Among the many curiosities on disc two of the reissue are the K-Tel version of “Diamond Dogs” and something forbiddingly titled “Rebel, Rebel (2003)” (which we’ll not discuss). There is also Bowie’s cover of Bruce Springsteen’s early effort at Dylanish picaresque, “Growin’ Up.” In Bowie’s hands, the Boss’s scrappy underdog allegory becomes something much more campy, but also shows the continuity between songwriters as diverse as Dylan, Bowie, and Springsteen, who (along with Village Green–era Ray Davies and Bryan Ferry’s tales of dissolute global flÃ¢neurie), account for the best rock verse there is.
After Tommy, Jesus Christ Superstar, Godspell, and Hair, it made sense, in 1974, to want to use rock to amplify up all sorts of already inflated concepts. That Bowie was channeling The Wild Boys and 1984, rather than the Gospels or hippie mythology, means that he was both edgier and weirder, and that his futurism was more suited to the era of the music video that he continually anticipated, right up to the dawning of MTV in 1981 (at which point he triumphantly entered the medium as if he’d been there all along). And if the hegemony of the image as the preferred unit of global consumption has made Orwell’s tele-totalitarianism more than just scarily relevant political allegory, it also cuts across Bowie’s career at a telling diagonal, as if he were (again like Burroughs) more a prophetic antenna than a poised auteur. Alas, when Bowie sings, on a track left over from the abandoned musical,

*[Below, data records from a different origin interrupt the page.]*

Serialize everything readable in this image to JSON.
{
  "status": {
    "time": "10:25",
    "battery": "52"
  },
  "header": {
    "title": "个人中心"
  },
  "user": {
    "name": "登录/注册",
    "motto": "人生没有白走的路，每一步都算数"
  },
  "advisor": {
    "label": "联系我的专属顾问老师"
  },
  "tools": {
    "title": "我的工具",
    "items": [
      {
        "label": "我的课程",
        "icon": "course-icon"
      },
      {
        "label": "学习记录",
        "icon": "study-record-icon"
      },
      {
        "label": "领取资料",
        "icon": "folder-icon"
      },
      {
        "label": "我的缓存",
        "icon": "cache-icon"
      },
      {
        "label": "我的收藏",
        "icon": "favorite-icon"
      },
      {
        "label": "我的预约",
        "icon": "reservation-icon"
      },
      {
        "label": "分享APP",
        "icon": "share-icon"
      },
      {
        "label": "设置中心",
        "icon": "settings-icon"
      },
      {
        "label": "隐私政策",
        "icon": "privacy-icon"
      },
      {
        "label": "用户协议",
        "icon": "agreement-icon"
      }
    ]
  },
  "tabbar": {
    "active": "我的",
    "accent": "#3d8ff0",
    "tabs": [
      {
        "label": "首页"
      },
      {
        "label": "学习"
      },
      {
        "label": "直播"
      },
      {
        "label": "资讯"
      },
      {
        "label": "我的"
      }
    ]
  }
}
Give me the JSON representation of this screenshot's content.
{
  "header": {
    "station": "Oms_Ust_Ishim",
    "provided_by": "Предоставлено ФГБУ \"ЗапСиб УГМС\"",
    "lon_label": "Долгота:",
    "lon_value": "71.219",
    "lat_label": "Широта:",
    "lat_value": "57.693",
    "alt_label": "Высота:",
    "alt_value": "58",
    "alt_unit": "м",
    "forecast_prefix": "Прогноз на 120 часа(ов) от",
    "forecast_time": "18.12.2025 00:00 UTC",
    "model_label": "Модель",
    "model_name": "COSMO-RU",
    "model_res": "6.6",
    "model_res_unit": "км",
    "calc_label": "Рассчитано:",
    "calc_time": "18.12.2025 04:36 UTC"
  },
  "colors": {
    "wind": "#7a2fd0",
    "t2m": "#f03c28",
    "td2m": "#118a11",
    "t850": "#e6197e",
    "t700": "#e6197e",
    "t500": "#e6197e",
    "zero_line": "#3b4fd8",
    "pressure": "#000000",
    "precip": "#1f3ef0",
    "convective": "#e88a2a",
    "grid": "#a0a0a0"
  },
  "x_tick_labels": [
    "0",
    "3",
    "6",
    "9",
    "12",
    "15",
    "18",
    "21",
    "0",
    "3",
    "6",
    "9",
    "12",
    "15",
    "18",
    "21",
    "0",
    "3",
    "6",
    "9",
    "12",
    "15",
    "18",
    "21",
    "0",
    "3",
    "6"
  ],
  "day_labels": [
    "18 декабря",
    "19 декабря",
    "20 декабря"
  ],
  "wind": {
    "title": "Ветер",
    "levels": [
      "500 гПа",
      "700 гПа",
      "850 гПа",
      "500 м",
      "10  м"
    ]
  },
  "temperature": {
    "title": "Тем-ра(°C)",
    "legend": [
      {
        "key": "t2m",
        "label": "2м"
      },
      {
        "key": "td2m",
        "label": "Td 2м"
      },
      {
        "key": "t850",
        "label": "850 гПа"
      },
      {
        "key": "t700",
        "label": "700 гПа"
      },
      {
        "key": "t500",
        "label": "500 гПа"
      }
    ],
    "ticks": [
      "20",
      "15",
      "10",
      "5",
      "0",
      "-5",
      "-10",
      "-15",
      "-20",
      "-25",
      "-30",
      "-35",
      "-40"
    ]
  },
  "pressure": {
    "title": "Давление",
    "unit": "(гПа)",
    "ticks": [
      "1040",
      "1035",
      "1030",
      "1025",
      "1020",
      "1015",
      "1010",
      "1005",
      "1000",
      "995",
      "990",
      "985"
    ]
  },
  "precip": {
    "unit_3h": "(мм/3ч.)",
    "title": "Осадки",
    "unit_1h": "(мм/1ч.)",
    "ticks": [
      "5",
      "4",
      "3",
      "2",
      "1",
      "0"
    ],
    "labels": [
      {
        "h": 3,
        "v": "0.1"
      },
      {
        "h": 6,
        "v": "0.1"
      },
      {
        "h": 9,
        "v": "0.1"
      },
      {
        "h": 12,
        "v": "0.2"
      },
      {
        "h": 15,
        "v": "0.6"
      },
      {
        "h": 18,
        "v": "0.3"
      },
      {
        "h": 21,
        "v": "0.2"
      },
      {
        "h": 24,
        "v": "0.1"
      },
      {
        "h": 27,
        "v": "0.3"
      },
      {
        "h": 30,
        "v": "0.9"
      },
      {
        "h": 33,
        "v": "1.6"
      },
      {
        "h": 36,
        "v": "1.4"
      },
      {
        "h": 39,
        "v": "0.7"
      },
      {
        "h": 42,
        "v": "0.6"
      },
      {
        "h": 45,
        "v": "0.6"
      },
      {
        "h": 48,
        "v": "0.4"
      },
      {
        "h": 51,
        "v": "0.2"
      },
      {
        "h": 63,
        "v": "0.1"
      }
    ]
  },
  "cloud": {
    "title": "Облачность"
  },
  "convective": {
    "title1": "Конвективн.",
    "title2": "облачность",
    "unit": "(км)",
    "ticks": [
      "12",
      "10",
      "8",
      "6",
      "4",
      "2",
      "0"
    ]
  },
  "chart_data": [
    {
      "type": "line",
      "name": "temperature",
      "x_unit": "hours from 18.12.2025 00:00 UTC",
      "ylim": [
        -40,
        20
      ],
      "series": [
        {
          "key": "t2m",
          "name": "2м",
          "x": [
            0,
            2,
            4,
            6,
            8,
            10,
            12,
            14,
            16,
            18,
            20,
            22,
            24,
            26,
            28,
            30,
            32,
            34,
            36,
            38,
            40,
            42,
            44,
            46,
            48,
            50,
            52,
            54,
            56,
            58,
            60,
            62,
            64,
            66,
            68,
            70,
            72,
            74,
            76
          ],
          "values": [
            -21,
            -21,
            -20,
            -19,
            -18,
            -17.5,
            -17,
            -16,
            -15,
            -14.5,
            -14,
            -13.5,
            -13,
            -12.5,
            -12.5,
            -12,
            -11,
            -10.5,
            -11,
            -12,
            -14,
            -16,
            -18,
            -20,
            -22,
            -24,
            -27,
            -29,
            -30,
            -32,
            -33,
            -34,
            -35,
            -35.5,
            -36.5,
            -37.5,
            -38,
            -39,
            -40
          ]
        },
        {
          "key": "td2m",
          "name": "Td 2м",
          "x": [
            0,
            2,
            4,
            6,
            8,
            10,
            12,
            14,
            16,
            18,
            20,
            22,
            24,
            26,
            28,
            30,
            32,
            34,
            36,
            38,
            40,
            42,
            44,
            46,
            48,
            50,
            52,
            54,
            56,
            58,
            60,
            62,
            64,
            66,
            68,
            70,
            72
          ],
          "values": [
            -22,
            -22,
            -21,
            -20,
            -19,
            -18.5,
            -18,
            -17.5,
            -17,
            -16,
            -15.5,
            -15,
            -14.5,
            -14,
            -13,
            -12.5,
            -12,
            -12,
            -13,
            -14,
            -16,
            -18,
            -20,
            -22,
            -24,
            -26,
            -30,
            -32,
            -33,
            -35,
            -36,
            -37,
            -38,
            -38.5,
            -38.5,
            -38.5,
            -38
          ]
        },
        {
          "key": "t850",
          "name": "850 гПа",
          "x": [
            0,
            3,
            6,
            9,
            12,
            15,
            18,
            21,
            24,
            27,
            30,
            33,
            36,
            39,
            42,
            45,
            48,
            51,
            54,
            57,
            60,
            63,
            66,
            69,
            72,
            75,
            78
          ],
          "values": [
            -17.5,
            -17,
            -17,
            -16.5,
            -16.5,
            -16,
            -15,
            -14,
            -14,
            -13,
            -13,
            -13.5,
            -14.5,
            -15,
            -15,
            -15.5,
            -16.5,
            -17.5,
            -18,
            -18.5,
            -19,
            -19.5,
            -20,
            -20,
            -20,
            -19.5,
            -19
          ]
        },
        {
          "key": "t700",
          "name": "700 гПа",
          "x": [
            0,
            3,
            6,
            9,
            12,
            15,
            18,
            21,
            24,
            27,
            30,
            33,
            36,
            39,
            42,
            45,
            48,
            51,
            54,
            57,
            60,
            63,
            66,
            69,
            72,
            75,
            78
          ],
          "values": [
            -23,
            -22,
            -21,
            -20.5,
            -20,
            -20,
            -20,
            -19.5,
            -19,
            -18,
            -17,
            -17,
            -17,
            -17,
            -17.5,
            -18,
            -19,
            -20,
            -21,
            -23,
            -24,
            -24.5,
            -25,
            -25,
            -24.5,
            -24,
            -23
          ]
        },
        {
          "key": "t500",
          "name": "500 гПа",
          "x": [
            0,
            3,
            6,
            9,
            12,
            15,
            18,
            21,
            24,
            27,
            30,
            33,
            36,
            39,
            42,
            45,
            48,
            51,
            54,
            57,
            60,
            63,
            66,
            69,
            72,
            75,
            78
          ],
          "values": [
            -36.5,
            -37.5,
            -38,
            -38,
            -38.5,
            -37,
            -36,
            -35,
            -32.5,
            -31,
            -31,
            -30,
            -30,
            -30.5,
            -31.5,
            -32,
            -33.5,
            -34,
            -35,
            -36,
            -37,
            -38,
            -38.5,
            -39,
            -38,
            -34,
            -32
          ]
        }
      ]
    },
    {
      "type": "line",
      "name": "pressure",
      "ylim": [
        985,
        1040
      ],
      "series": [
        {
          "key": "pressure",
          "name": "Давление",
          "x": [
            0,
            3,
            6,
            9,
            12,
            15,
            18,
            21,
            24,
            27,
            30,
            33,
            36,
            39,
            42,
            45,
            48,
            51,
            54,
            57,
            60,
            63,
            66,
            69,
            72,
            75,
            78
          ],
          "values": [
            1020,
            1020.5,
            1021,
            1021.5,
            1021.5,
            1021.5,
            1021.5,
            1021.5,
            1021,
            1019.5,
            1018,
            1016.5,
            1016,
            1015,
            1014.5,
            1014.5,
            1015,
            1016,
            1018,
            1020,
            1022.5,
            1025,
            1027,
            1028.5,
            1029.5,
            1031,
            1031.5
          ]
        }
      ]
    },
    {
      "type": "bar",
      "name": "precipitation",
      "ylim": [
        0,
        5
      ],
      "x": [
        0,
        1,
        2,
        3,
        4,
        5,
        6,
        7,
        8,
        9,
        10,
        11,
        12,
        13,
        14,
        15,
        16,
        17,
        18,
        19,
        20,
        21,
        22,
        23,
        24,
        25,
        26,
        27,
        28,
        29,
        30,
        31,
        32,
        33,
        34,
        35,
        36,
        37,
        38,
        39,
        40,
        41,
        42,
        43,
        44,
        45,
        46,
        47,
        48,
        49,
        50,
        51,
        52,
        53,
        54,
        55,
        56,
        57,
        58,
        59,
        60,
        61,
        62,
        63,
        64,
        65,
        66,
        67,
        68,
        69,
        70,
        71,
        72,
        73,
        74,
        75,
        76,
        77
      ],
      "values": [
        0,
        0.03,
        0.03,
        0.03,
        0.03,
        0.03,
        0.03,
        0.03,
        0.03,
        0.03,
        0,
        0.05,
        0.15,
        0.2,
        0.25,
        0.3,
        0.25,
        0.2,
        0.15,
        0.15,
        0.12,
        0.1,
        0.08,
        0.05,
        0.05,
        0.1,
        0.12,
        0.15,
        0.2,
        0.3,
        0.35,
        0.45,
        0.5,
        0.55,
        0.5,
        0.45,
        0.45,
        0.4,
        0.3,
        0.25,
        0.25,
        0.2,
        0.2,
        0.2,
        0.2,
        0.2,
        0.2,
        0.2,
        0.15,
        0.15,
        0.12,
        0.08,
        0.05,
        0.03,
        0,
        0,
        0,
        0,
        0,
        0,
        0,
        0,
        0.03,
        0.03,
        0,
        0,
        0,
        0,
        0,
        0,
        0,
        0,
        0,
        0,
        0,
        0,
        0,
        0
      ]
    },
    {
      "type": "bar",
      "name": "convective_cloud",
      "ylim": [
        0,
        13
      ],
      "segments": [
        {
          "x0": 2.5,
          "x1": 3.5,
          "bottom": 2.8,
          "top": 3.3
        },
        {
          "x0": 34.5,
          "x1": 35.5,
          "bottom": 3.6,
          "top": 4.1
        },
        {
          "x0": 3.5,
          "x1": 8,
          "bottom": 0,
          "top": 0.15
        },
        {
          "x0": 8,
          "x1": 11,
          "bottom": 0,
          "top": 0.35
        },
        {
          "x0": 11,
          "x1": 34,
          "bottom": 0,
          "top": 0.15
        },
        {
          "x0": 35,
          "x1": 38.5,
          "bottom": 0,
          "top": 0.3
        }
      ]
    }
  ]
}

Someone to claim us, someone to follow
Someone to shame us, some brave Apollo
Someone to fool us, someone like you
We want you Big Brother
—does he not seem simultaneously to be calling out to Ronald Reagan, Martha Quinn, Yoda, Bill O’Reilly, Oprah, Stephen Colbert and the whole image-fueled fear machine of our own current dystopia?
Paul Grimstad's songs and original scores are featured most recently in the films, Happy Christmas (2014), The Vanquishing of the Witch Baba Yaga (2014), and Stinking Heaven